   require IO::Async::Handle;

   my ( $reader, $sigpipe ) = $self->pipepair or croak "Cannot pipe() - $!";
   $_->blocking( 0 ) for $reader, $sigpipe;

   $loop->{os}{sigpipe} = $sigpipe;

   my $sigwatch = $loop->{os}{sigwatch};

   $loop->add( $loop->{os}{sigpipe_reader} = IO::Async::Handle->new(
      notifier_name => "sigpipe",
      read_handle => $reader,
      on_read_ready => sub {
         sysread $reader, my $buffer, 8192 or return;
         foreach my $signum ( unpack "I*", $buffer ) {
            $sigwatch->{$signum}->() if $sigwatch->{$signum};
         }
      },
   ) );

   return $sigpipe;
}

sub loop_watch_signal
{
   my $self = shift;
   my ( $loop, $signal, $code ) = @_;

   exists $SIG{$signal} or croak "Unrecognised signal name $signal";
   ref $code or croak 'Expected $code as a reference';

   my $signum = $self->signame2num( $signal );
   my $sigwatch = $loop->{os}{sigwatch} ||= {}; # {$num} = $code

   my $sigpipe = $loop->{os}{sigpipe} // $self->_setup_sigpipe( $loop );

   my $signum_str = pack "I", $signum;
   $SIG{$signal} = sub { syswrite $sigpipe, $signum_str };

   $sigwatch->{$signum} = $code;
}

sub loop_unwatch_signal
{
   my $self = shift;
   my ( $loop, $signal ) = @_;

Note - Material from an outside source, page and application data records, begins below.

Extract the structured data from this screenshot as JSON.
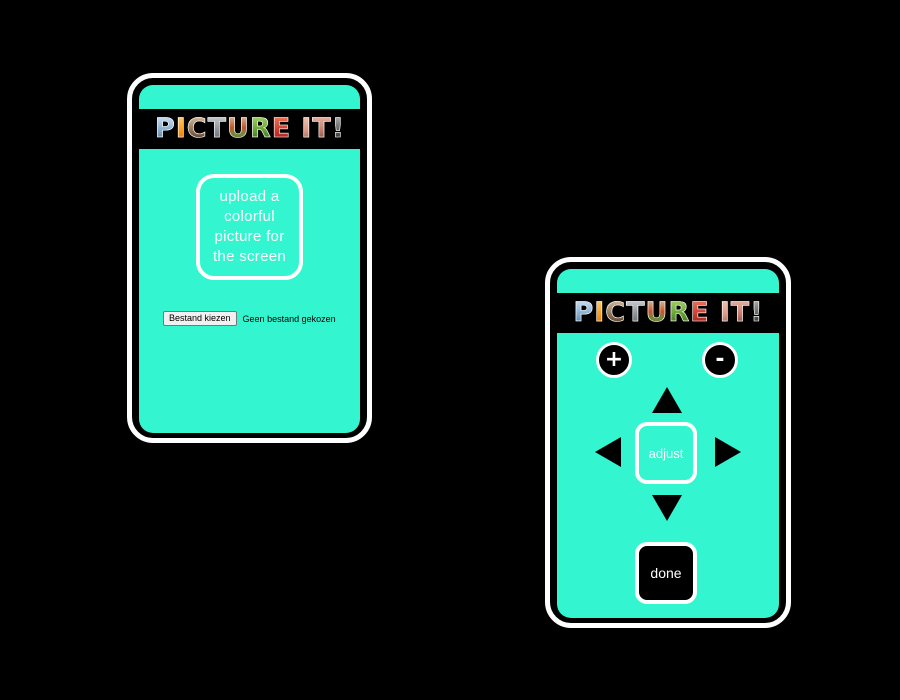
{
  "logo": {
    "word1": [
      "P",
      "I",
      "C",
      "T",
      "U",
      "R",
      "E"
    ],
    "word2": [
      "I",
      "T",
      "!"
    ],
    "tile_fills": [
      "linear-gradient(180deg,#cfe4f5 0%,#7fa7c9 60%,#3c6f9c 100%)",
      "linear-gradient(180deg,#ffd27a 0%,#f79a1e 55%,#e86a10 100%)",
      "linear-gradient(180deg,#d9c2a5 0%,#8a6a4c 60%,#3e3128 100%)",
      "linear-gradient(180deg,#cfd3d6 0%,#8e969c 50%,#5a6066 100%)",
      "linear-gradient(180deg,#d9c2a0 0%,#c2562b 45%,#6e8c3a 70%,#8b5a2b 100%)",
      "linear-gradient(180deg,#a6d46a 0%,#5f9c2f 60%,#2f5f16 100%)",
      "linear-gradient(180deg,#f07a5a 0%,#c8362a 60%,#8a1e18 100%)",
      "linear-gradient(180deg,#f2c5b2 0%,#d99a86 55%,#9a5a48 100%)",
      "linear-gradient(180deg,#e8b8a8 0%,#c37a6a 55%,#7a3e34 100%)",
      "linear-gradient(180deg,#b4b4b4 0%,#666 50%,#222 100%)"
    ]
  },
  "upload_screen": {
    "prompt": "upload a colorful picture for the screen",
    "file_button_label": "Bestand kiezen",
    "file_status": "Geen bestand gekozen"
  },
  "control_screen": {
    "zoom_in_label": "+",
    "zoom_out_label": "-",
    "adjust_label": "adjust",
    "done_label": "done"
  },
  "colors": {
    "background": "#000000",
    "screen": "#33f5d0",
    "frame": "#ffffff"
  }
}
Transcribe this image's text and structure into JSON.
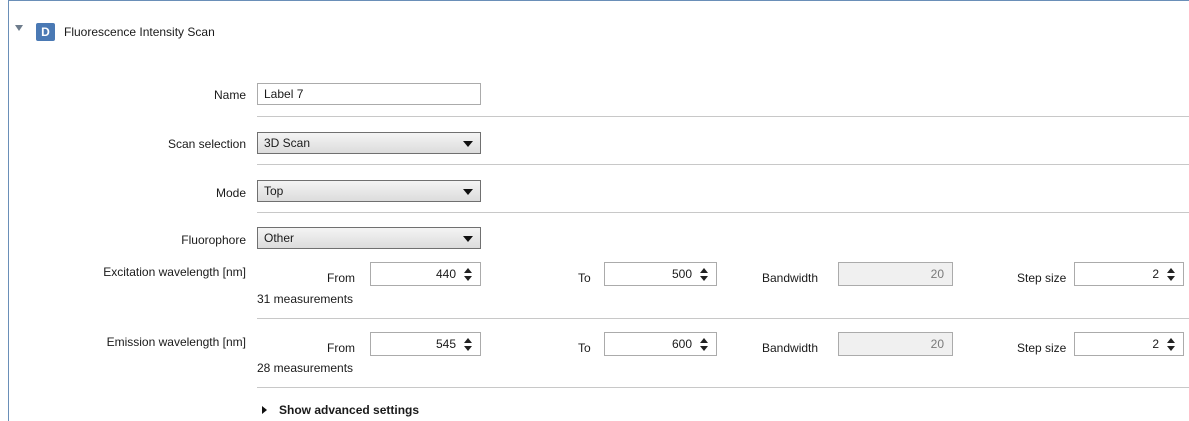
{
  "header": {
    "badge": "D",
    "title": "Fluorescence Intensity Scan"
  },
  "fields": {
    "name": {
      "label": "Name",
      "value": "Label 7"
    },
    "scan_selection": {
      "label": "Scan selection",
      "value": "3D Scan"
    },
    "mode": {
      "label": "Mode",
      "value": "Top"
    },
    "fluorophore": {
      "label": "Fluorophore",
      "value": "Other"
    }
  },
  "excitation": {
    "label": "Excitation wavelength [nm]",
    "from_label": "From",
    "from_value": "440",
    "to_label": "To",
    "to_value": "500",
    "bandwidth_label": "Bandwidth",
    "bandwidth_value": "20",
    "step_label": "Step size",
    "step_value": "2",
    "measurements": "31 measurements"
  },
  "emission": {
    "label": "Emission wavelength [nm]",
    "from_label": "From",
    "from_value": "545",
    "to_label": "To",
    "to_value": "600",
    "bandwidth_label": "Bandwidth",
    "bandwidth_value": "20",
    "step_label": "Step size",
    "step_value": "2",
    "measurements": "28 measurements"
  },
  "advanced": {
    "label": "Show advanced settings"
  },
  "icons": {
    "collapse": "triangle-down-icon",
    "expand": "triangle-right-icon",
    "spin": "spin-arrows-icon"
  }
}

   my $signum = $self->signame2num( $signal );
   my $sigwatch = $loop->{os}{sigwatch} or return;

   delete $sigwatch->{$signum};
   undef $SIG{$signal};
}

=head2 potentially_open_fds

   @fds = IO::Async::OS->potentially_open_fds

Returns a list of filedescriptors which might need closing. By default this
will return C<0 .. _SC_OPEN_MAX>. OS-specific subclasses may have a better
guess.

=cut

sub potentially_open_fds
{
   return 0 .. OPEN_MAX_FD;
}

sub post_fork
{
   my $self = shift;
   my ( $loop ) = @_;

   if( $loop->{os}{sigpipe} ) {
      $loop->remove( $loop->{os}{sigpipe_reader} );
      undef $loop->{os}{sigpipe};

      my $sigwatch = $loop->{os}{sigwatch};

      foreach my $signal ( keys %SIG ) {
         my $signum = $self->signame2num( $signal ) or next;
         my $code = $sigwatch->{$signum} or next;

         $self->loop_watch_signal( $loop, $signal, $code );
      }
   }
}

=head1 AUTHOR

Paul Evans <leonerd@leonerd.org.uk>

=cut

0x55AA;